Material to process section start

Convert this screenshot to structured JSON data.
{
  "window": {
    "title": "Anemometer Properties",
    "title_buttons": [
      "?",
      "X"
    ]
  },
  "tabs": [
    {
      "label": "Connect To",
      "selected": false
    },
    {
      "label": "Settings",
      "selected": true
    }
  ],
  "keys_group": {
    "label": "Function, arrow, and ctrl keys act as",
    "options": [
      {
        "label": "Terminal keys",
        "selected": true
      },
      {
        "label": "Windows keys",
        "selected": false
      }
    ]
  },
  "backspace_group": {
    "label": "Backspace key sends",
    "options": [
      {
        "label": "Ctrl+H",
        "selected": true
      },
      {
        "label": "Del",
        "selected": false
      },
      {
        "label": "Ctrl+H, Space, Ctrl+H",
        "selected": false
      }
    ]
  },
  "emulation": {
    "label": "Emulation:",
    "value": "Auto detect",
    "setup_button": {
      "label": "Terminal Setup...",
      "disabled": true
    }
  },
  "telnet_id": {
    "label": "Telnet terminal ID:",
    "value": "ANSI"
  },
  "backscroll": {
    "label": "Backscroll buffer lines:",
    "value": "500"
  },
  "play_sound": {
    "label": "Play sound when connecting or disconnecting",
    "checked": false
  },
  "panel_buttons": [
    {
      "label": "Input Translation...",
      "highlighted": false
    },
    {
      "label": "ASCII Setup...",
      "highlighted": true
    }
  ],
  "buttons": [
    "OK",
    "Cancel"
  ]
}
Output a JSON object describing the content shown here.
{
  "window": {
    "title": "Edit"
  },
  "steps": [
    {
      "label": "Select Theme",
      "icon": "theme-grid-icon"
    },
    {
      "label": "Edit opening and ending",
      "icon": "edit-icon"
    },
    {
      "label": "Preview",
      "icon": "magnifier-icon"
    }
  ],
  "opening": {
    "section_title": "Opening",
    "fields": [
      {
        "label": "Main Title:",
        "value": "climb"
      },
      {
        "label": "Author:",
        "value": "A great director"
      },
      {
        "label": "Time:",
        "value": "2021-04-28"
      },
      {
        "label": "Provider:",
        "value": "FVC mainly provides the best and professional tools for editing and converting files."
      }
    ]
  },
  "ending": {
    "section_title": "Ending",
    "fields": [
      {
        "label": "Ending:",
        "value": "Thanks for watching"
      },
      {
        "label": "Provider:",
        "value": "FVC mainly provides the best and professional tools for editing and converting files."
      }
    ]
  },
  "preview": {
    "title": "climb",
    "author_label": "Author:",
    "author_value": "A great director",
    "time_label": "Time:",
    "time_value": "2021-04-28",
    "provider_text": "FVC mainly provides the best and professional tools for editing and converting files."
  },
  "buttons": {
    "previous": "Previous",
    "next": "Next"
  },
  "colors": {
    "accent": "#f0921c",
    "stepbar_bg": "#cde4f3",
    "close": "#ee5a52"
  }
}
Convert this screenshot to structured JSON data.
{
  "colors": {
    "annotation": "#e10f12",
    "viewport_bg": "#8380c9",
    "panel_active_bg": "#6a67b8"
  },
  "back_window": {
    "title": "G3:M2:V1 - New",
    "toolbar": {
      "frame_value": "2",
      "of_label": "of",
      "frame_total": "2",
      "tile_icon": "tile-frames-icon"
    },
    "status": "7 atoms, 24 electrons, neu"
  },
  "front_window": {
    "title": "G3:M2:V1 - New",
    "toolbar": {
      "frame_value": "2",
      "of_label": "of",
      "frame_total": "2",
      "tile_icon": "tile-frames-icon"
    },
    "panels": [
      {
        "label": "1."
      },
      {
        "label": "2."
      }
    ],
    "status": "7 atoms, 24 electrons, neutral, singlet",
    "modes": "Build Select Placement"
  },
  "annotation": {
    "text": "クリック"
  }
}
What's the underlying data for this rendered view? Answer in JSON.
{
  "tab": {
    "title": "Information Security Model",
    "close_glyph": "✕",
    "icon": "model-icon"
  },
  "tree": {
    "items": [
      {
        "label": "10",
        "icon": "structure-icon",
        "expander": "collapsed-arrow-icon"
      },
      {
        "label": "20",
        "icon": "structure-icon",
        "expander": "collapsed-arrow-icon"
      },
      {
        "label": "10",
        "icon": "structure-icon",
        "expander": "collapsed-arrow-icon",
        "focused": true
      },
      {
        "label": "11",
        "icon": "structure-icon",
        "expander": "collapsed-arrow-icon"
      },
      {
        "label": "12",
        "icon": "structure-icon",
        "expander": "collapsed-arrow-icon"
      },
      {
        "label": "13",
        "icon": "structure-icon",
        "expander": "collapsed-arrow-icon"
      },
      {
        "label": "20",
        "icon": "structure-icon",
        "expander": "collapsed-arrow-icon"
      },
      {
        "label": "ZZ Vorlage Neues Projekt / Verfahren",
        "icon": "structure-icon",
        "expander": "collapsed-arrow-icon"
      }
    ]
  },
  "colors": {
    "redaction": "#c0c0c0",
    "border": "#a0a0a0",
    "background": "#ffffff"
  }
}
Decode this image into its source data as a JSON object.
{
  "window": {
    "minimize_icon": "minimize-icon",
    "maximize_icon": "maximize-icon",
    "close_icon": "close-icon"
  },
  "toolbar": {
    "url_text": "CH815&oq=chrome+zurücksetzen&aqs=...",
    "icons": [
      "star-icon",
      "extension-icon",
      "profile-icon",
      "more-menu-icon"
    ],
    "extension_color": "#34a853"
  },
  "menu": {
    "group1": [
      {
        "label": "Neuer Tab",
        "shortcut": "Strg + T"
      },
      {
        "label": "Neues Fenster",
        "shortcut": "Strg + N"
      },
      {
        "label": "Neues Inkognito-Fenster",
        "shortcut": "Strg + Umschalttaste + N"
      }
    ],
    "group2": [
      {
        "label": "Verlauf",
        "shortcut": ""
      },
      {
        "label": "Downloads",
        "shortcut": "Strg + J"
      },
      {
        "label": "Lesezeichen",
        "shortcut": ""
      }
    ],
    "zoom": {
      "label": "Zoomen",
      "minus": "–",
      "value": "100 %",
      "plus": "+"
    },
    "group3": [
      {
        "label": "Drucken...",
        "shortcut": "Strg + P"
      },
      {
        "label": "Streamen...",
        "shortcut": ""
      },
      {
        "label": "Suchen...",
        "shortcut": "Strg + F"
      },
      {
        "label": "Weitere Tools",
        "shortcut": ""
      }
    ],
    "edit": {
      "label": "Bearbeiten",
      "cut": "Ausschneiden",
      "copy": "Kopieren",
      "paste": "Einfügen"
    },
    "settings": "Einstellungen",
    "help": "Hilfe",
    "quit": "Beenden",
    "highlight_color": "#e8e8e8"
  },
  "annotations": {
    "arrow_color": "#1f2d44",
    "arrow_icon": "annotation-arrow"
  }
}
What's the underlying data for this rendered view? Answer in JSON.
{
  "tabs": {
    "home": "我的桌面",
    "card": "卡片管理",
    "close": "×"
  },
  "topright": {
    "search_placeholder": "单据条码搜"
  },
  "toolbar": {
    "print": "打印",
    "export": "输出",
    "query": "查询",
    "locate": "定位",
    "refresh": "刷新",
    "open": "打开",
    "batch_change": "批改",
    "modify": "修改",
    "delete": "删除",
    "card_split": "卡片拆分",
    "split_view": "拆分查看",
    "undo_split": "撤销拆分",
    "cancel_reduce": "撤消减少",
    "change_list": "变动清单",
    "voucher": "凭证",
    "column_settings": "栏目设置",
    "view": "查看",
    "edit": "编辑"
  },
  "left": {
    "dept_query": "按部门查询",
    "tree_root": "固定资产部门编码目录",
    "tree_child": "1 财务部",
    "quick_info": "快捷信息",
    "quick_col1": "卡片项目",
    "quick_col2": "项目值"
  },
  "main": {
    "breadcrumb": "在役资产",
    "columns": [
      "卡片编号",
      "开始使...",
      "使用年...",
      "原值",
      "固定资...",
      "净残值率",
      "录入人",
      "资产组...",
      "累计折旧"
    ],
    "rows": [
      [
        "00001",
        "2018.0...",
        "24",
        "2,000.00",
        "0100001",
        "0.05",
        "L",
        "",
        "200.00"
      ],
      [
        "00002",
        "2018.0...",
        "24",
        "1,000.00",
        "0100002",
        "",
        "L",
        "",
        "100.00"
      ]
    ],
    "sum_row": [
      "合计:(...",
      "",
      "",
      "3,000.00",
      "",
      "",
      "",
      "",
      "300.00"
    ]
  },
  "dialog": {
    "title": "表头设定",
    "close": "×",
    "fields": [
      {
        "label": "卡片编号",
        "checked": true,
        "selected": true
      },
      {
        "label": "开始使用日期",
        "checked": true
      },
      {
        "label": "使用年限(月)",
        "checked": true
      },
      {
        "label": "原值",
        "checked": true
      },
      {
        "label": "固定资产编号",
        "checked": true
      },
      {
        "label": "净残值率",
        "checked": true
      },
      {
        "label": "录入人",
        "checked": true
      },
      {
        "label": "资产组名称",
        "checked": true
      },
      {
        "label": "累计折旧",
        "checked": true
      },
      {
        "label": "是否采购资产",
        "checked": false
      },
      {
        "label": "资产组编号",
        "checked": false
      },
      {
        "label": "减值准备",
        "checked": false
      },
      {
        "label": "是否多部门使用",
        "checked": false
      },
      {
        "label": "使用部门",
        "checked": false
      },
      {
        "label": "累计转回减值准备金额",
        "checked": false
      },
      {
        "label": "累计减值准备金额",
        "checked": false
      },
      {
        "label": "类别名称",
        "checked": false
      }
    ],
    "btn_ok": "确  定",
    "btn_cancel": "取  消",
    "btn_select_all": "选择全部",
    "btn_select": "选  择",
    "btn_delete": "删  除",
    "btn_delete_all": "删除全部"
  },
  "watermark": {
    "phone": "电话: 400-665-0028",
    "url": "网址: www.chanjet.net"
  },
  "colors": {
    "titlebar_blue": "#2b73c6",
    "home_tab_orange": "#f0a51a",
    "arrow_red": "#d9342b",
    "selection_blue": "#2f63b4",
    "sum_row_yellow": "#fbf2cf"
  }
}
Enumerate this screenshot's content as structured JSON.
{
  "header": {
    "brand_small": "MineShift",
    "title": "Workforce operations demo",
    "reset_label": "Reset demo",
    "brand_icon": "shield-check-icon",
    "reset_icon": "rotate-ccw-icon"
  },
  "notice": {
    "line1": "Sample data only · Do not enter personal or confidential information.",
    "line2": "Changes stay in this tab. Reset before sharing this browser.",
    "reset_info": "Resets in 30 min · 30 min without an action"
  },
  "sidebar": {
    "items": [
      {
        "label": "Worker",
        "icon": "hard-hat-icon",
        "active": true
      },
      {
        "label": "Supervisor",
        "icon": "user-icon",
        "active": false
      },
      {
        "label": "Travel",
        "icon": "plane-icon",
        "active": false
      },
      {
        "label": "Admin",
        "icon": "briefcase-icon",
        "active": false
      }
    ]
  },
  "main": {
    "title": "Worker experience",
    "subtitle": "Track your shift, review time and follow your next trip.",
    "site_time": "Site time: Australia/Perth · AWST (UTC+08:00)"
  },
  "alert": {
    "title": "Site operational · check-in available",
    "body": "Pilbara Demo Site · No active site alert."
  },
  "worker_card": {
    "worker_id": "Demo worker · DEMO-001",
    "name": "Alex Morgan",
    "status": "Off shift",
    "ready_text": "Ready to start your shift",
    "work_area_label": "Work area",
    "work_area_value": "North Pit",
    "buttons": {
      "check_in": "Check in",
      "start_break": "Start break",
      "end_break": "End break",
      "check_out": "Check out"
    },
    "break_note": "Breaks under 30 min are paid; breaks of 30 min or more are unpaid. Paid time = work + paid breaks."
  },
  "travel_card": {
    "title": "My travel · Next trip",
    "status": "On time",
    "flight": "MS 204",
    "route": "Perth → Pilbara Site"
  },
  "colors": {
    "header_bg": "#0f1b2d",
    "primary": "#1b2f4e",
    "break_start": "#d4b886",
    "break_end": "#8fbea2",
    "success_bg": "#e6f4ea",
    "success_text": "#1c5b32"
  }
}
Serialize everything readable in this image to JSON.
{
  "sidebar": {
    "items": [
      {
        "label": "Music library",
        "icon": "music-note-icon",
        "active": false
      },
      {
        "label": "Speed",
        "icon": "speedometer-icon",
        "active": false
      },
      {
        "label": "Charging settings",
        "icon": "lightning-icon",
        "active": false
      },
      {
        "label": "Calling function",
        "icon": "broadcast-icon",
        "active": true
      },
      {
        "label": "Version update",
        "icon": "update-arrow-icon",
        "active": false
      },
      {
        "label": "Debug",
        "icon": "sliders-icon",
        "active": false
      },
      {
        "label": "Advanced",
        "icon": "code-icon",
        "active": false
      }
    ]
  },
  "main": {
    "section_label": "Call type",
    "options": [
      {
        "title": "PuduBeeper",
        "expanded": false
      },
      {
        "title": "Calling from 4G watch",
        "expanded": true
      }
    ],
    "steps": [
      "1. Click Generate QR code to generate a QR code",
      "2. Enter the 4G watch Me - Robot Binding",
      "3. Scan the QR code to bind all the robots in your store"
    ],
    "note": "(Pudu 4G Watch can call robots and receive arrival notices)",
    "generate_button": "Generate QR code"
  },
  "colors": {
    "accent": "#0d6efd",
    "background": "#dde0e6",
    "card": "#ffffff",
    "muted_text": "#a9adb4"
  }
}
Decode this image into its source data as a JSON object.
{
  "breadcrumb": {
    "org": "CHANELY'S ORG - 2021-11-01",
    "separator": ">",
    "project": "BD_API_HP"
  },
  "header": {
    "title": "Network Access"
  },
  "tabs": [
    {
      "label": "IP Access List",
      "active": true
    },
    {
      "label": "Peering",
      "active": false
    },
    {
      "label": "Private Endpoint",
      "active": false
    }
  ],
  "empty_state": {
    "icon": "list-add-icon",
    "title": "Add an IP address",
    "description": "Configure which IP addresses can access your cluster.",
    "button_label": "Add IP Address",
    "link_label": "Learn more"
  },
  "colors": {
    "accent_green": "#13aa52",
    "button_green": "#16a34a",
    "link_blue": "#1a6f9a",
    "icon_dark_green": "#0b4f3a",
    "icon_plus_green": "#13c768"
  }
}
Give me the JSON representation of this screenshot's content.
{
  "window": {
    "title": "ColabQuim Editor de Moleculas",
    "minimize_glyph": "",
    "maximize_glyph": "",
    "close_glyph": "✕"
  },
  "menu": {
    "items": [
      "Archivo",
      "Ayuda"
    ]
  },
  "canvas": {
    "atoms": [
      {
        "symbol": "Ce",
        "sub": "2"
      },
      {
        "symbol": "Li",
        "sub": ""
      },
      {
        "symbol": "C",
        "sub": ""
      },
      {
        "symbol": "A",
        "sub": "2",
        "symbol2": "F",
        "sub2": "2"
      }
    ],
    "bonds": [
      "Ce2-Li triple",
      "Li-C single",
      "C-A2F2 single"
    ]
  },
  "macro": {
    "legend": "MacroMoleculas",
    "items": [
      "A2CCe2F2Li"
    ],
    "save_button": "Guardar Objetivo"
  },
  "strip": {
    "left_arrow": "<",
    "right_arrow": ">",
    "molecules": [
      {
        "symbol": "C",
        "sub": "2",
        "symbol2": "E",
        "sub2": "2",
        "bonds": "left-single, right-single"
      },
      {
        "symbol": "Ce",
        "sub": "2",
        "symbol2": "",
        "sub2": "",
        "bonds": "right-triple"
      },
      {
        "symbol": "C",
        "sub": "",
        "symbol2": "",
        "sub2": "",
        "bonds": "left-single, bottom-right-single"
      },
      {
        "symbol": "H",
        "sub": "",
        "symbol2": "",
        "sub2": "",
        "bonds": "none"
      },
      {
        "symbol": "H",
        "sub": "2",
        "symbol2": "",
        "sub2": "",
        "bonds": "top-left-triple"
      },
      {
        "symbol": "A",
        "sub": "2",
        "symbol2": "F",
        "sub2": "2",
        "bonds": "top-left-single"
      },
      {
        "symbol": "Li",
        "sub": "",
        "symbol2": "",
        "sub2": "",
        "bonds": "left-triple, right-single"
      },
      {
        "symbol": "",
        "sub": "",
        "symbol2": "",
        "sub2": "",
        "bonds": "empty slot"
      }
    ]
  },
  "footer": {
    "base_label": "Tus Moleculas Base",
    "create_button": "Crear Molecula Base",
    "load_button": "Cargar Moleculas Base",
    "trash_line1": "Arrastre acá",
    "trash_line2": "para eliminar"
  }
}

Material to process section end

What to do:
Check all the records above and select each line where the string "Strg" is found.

Written solution:
        "shortcut": "Strg + T"
        "shortcut": "Strg + N"
        "shortcut": "Strg + Umschalttaste + N"
        "shortcut": "Strg + J"
        "shortcut": "Strg + P"
        "shortcut": "Strg + F"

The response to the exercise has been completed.